--- START ---

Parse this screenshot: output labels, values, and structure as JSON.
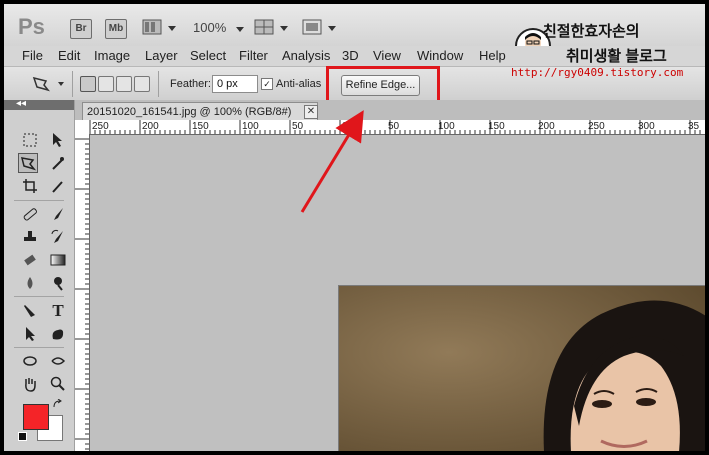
{
  "appbar": {
    "app_logo": "Ps",
    "bridge_label": "Br",
    "minibridge_label": "Mb",
    "zoom": "100%"
  },
  "menu": {
    "items": [
      "File",
      "Edit",
      "Image",
      "Layer",
      "Select",
      "Filter",
      "Analysis",
      "3D",
      "View",
      "Window",
      "Help"
    ]
  },
  "options": {
    "feather_label": "Feather:",
    "feather_value": "0 px",
    "antialias_label": "Anti-alias",
    "antialias_checked": "✓",
    "refine_edge_label": "Refine Edge..."
  },
  "toolbar": {
    "collapse_label": "◂◂",
    "foreground_color": "#f42428",
    "background_color": "#ffffff"
  },
  "document": {
    "tab_title": "20151020_161541.jpg @ 100% (RGB/8#)",
    "close_symbol": "✕"
  },
  "ruler": {
    "top_labels": [
      "250",
      "200",
      "150",
      "100",
      "50",
      "0",
      "50",
      "100",
      "150",
      "200",
      "250",
      "300",
      "35"
    ]
  },
  "blog": {
    "name_line1": "친절한효자손의",
    "name_line2": "취미생활 블로그",
    "url": "http://rgy0409.tistory.com"
  },
  "colors": {
    "highlight": "#e0161b",
    "arrow": "#e0161b"
  }
}
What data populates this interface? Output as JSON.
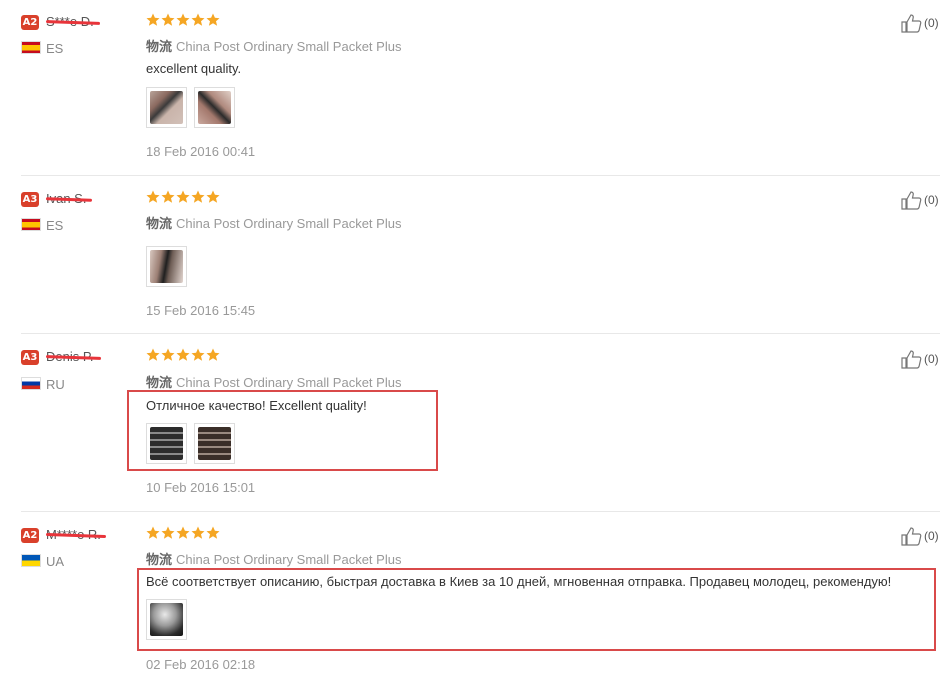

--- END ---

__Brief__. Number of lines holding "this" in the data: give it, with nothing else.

__Written solution__. 2